• BRIEF:
Would you return the records below character for character, without any images?

• RECORDS SUPPLIED:
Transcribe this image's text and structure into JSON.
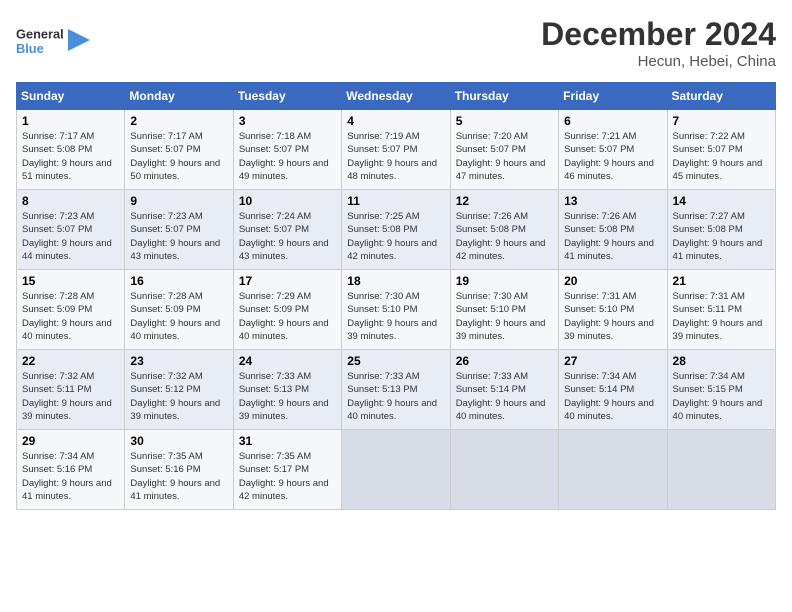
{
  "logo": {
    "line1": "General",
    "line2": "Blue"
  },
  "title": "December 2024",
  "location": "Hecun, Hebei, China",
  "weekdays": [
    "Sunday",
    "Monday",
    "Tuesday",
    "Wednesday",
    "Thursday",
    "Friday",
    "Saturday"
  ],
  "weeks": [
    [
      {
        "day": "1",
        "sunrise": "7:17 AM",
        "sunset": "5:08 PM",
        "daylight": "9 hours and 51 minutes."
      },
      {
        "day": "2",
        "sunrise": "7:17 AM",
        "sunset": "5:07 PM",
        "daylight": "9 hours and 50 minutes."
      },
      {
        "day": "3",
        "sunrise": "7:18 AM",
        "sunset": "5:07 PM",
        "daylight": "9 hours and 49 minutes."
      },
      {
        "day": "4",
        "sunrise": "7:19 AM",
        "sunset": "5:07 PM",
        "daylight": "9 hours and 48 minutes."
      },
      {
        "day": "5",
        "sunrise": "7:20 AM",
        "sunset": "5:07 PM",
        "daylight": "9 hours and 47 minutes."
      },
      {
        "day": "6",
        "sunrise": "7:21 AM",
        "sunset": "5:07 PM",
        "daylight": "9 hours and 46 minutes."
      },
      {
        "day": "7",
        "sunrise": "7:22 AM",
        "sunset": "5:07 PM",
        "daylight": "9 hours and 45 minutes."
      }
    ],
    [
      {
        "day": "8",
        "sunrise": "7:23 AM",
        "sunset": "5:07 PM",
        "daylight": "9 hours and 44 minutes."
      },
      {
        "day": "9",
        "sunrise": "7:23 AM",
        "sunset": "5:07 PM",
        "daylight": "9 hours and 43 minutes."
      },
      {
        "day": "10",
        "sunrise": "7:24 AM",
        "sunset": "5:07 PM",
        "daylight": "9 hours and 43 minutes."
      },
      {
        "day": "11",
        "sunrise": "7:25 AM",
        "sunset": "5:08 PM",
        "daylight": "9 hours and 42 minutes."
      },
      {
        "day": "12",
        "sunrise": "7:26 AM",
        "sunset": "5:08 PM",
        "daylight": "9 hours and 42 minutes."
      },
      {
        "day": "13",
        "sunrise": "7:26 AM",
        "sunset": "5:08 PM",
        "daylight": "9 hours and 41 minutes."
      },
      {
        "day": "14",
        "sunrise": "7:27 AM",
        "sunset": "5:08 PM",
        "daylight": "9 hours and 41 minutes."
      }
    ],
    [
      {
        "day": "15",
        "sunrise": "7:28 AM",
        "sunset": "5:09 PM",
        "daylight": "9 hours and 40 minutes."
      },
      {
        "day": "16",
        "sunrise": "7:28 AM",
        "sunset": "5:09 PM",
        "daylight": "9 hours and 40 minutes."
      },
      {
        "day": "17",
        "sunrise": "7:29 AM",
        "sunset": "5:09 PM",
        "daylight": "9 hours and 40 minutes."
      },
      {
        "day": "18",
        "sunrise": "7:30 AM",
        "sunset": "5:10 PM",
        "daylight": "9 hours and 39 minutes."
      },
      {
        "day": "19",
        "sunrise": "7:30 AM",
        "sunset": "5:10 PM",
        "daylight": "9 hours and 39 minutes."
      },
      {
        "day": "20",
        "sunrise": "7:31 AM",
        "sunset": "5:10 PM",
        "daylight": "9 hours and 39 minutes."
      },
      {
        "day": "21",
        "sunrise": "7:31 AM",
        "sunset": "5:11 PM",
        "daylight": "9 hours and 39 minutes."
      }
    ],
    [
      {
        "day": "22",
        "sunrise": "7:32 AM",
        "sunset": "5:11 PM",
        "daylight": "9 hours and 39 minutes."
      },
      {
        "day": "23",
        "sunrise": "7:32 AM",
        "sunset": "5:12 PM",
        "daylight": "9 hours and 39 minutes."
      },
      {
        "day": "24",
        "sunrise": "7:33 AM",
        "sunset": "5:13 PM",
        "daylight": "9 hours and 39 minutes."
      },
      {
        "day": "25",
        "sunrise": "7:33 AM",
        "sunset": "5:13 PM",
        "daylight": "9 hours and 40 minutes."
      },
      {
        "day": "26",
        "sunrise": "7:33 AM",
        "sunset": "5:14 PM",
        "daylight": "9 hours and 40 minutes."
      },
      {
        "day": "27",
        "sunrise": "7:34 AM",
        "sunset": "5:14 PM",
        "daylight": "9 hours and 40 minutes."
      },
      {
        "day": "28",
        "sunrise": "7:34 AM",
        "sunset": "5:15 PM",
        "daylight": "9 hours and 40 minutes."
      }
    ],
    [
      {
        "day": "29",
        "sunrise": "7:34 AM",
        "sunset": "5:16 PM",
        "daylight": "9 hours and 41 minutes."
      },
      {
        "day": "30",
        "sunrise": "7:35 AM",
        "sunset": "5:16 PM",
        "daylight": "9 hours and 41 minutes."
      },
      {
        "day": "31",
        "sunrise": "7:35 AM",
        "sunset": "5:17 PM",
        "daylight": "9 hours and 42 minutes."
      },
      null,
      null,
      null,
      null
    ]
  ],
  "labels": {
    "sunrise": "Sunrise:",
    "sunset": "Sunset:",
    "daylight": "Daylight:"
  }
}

• SOLUTION TO THIS EXERCISE:
Transcribe this image's text and structure into JSON.
{
  "logo": {
    "line1": "General",
    "line2": "Blue"
  },
  "title": "December 2024",
  "location": "Hecun, Hebei, China",
  "weekdays": [
    "Sunday",
    "Monday",
    "Tuesday",
    "Wednesday",
    "Thursday",
    "Friday",
    "Saturday"
  ],
  "weeks": [
    [
      {
        "day": "1",
        "sunrise": "7:17 AM",
        "sunset": "5:08 PM",
        "daylight": "9 hours and 51 minutes."
      },
      {
        "day": "2",
        "sunrise": "7:17 AM",
        "sunset": "5:07 PM",
        "daylight": "9 hours and 50 minutes."
      },
      {
        "day": "3",
        "sunrise": "7:18 AM",
        "sunset": "5:07 PM",
        "daylight": "9 hours and 49 minutes."
      },
      {
        "day": "4",
        "sunrise": "7:19 AM",
        "sunset": "5:07 PM",
        "daylight": "9 hours and 48 minutes."
      },
      {
        "day": "5",
        "sunrise": "7:20 AM",
        "sunset": "5:07 PM",
        "daylight": "9 hours and 47 minutes."
      },
      {
        "day": "6",
        "sunrise": "7:21 AM",
        "sunset": "5:07 PM",
        "daylight": "9 hours and 46 minutes."
      },
      {
        "day": "7",
        "sunrise": "7:22 AM",
        "sunset": "5:07 PM",
        "daylight": "9 hours and 45 minutes."
      }
    ],
    [
      {
        "day": "8",
        "sunrise": "7:23 AM",
        "sunset": "5:07 PM",
        "daylight": "9 hours and 44 minutes."
      },
      {
        "day": "9",
        "sunrise": "7:23 AM",
        "sunset": "5:07 PM",
        "daylight": "9 hours and 43 minutes."
      },
      {
        "day": "10",
        "sunrise": "7:24 AM",
        "sunset": "5:07 PM",
        "daylight": "9 hours and 43 minutes."
      },
      {
        "day": "11",
        "sunrise": "7:25 AM",
        "sunset": "5:08 PM",
        "daylight": "9 hours and 42 minutes."
      },
      {
        "day": "12",
        "sunrise": "7:26 AM",
        "sunset": "5:08 PM",
        "daylight": "9 hours and 42 minutes."
      },
      {
        "day": "13",
        "sunrise": "7:26 AM",
        "sunset": "5:08 PM",
        "daylight": "9 hours and 41 minutes."
      },
      {
        "day": "14",
        "sunrise": "7:27 AM",
        "sunset": "5:08 PM",
        "daylight": "9 hours and 41 minutes."
      }
    ],
    [
      {
        "day": "15",
        "sunrise": "7:28 AM",
        "sunset": "5:09 PM",
        "daylight": "9 hours and 40 minutes."
      },
      {
        "day": "16",
        "sunrise": "7:28 AM",
        "sunset": "5:09 PM",
        "daylight": "9 hours and 40 minutes."
      },
      {
        "day": "17",
        "sunrise": "7:29 AM",
        "sunset": "5:09 PM",
        "daylight": "9 hours and 40 minutes."
      },
      {
        "day": "18",
        "sunrise": "7:30 AM",
        "sunset": "5:10 PM",
        "daylight": "9 hours and 39 minutes."
      },
      {
        "day": "19",
        "sunrise": "7:30 AM",
        "sunset": "5:10 PM",
        "daylight": "9 hours and 39 minutes."
      },
      {
        "day": "20",
        "sunrise": "7:31 AM",
        "sunset": "5:10 PM",
        "daylight": "9 hours and 39 minutes."
      },
      {
        "day": "21",
        "sunrise": "7:31 AM",
        "sunset": "5:11 PM",
        "daylight": "9 hours and 39 minutes."
      }
    ],
    [
      {
        "day": "22",
        "sunrise": "7:32 AM",
        "sunset": "5:11 PM",
        "daylight": "9 hours and 39 minutes."
      },
      {
        "day": "23",
        "sunrise": "7:32 AM",
        "sunset": "5:12 PM",
        "daylight": "9 hours and 39 minutes."
      },
      {
        "day": "24",
        "sunrise": "7:33 AM",
        "sunset": "5:13 PM",
        "daylight": "9 hours and 39 minutes."
      },
      {
        "day": "25",
        "sunrise": "7:33 AM",
        "sunset": "5:13 PM",
        "daylight": "9 hours and 40 minutes."
      },
      {
        "day": "26",
        "sunrise": "7:33 AM",
        "sunset": "5:14 PM",
        "daylight": "9 hours and 40 minutes."
      },
      {
        "day": "27",
        "sunrise": "7:34 AM",
        "sunset": "5:14 PM",
        "daylight": "9 hours and 40 minutes."
      },
      {
        "day": "28",
        "sunrise": "7:34 AM",
        "sunset": "5:15 PM",
        "daylight": "9 hours and 40 minutes."
      }
    ],
    [
      {
        "day": "29",
        "sunrise": "7:34 AM",
        "sunset": "5:16 PM",
        "daylight": "9 hours and 41 minutes."
      },
      {
        "day": "30",
        "sunrise": "7:35 AM",
        "sunset": "5:16 PM",
        "daylight": "9 hours and 41 minutes."
      },
      {
        "day": "31",
        "sunrise": "7:35 AM",
        "sunset": "5:17 PM",
        "daylight": "9 hours and 42 minutes."
      },
      null,
      null,
      null,
      null
    ]
  ],
  "labels": {
    "sunrise": "Sunrise:",
    "sunset": "Sunset:",
    "daylight": "Daylight:"
  }
}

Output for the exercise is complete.